### INSTRUCTIONS FOR THE TASK
Entries must be copied exactly, with nothing left out.

### THE RECORDS
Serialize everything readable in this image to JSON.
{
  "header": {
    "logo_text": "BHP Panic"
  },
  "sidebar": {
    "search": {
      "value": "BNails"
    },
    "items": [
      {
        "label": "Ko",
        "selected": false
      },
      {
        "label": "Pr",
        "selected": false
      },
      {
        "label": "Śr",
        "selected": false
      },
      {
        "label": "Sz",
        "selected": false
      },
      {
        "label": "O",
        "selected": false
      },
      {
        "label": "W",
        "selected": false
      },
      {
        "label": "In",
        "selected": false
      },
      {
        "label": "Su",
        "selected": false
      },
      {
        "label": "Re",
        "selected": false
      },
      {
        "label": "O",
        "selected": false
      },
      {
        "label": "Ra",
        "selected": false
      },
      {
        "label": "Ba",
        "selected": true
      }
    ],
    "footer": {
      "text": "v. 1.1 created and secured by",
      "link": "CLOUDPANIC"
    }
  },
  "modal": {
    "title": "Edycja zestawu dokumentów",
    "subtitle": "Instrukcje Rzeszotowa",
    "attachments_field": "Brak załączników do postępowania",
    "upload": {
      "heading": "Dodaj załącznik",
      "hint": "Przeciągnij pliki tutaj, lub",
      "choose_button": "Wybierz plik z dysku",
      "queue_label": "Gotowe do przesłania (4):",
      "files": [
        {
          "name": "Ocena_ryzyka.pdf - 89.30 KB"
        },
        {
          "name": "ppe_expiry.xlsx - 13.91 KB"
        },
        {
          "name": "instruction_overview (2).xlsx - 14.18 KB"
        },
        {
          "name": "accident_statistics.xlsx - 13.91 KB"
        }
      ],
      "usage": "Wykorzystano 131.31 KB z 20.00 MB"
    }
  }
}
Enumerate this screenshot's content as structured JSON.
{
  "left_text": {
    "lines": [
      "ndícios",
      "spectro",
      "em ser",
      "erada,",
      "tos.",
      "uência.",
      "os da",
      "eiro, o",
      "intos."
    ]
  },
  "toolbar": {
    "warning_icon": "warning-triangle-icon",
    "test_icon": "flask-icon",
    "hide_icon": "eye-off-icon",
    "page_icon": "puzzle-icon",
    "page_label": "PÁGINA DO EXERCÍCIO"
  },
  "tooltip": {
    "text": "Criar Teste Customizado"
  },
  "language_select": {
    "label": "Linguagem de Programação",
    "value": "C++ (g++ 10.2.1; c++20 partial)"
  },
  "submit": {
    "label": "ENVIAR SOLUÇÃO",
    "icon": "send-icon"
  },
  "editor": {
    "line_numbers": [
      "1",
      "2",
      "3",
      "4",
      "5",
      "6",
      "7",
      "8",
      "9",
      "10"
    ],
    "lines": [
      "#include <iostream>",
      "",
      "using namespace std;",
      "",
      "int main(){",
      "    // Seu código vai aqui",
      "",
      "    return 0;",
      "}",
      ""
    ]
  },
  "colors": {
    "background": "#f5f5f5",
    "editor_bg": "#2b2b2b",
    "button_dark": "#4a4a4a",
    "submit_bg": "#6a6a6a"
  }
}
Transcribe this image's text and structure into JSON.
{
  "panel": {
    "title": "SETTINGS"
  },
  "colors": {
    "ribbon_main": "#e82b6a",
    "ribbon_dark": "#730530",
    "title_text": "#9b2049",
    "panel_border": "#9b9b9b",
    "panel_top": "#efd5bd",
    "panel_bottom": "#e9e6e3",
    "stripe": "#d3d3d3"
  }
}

### WRITTEN RESPONSE
Serialize everything readable in this image to JSON.
{
  "header": {
    "logo_text": "BHP Panic"
  },
  "sidebar": {
    "search": {
      "value": "BNails"
    },
    "items": [
      {
        "label": "Ko",
        "selected": false
      },
      {
        "label": "Pr",
        "selected": false
      },
      {
        "label": "Śr",
        "selected": false
      },
      {
        "label": "Sz",
        "selected": false
      },
      {
        "label": "O",
        "selected": false
      },
      {
        "label": "W",
        "selected": false
      },
      {
        "label": "In",
        "selected": false
      },
      {
        "label": "Su",
        "selected": false
      },
      {
        "label": "Re",
        "selected": false
      },
      {
        "label": "O",
        "selected": false
      },
      {
        "label": "Ra",
        "selected": false
      },
      {
        "label": "Ba",
        "selected": true
      }
    ],
    "footer": {
      "text": "v. 1.1 created and secured by",
      "link": "CLOUDPANIC"
    }
  },
  "modal": {
    "title": "Edycja zestawu dokumentów",
    "subtitle": "Instrukcje Rzeszotowa",
    "attachments_field": "Brak załączników do postępowania",
    "upload": {
      "heading": "Dodaj załącznik",
      "hint": "Przeciągnij pliki tutaj, lub",
      "choose_button": "Wybierz plik z dysku",
      "queue_label": "Gotowe do przesłania (4):",
      "files": [
        {
          "name": "Ocena_ryzyka.pdf - 89.30 KB"
        },
        {
          "name": "ppe_expiry.xlsx - 13.91 KB"
        },
        {
          "name": "instruction_overview (2).xlsx - 14.18 KB"
        },
        {
          "name": "accident_statistics.xlsx - 13.91 KB"
        }
      ],
      "usage": "Wykorzystano 131.31 KB z 20.00 MB"
    }
  }
}
Enumerate this screenshot's content as structured JSON.
{
  "left_text": {
    "lines": [
      "ndícios",
      "spectro",
      "em ser",
      "erada,",
      "tos.",
      "uência.",
      "os da",
      "eiro, o",
      "intos."
    ]
  },
  "toolbar": {
    "warning_icon": "warning-triangle-icon",
    "test_icon": "flask-icon",
    "hide_icon": "eye-off-icon",
    "page_icon": "puzzle-icon",
    "page_label": "PÁGINA DO EXERCÍCIO"
  },
  "tooltip": {
    "text": "Criar Teste Customizado"
  },
  "language_select": {
    "label": "Linguagem de Programação",
    "value": "C++ (g++ 10.2.1; c++20 partial)"
  },
  "submit": {
    "label": "ENVIAR SOLUÇÃO",
    "icon": "send-icon"
  },
  "editor": {
    "line_numbers": [
      "1",
      "2",
      "3",
      "4",
      "5",
      "6",
      "7",
      "8",
      "9",
      "10"
    ],
    "lines": [
      "#include <iostream>",
      "",
      "using namespace std;",
      "",
      "int main(){",
      "    // Seu código vai aqui",
      "",
      "    return 0;",
      "}",
      ""
    ]
  },
  "colors": {
    "background": "#f5f5f5",
    "editor_bg": "#2b2b2b",
    "button_dark": "#4a4a4a",
    "submit_bg": "#6a6a6a"
  }
}
Transcribe this image's text and structure into JSON.
{
  "panel": {
    "title": "SETTINGS"
  },
  "colors": {
    "ribbon_main": "#e82b6a",
    "ribbon_dark": "#730530",
    "title_text": "#9b2049",
    "panel_border": "#9b9b9b",
    "panel_top": "#efd5bd",
    "panel_bottom": "#e9e6e3",
    "stripe": "#d3d3d3"
  }
}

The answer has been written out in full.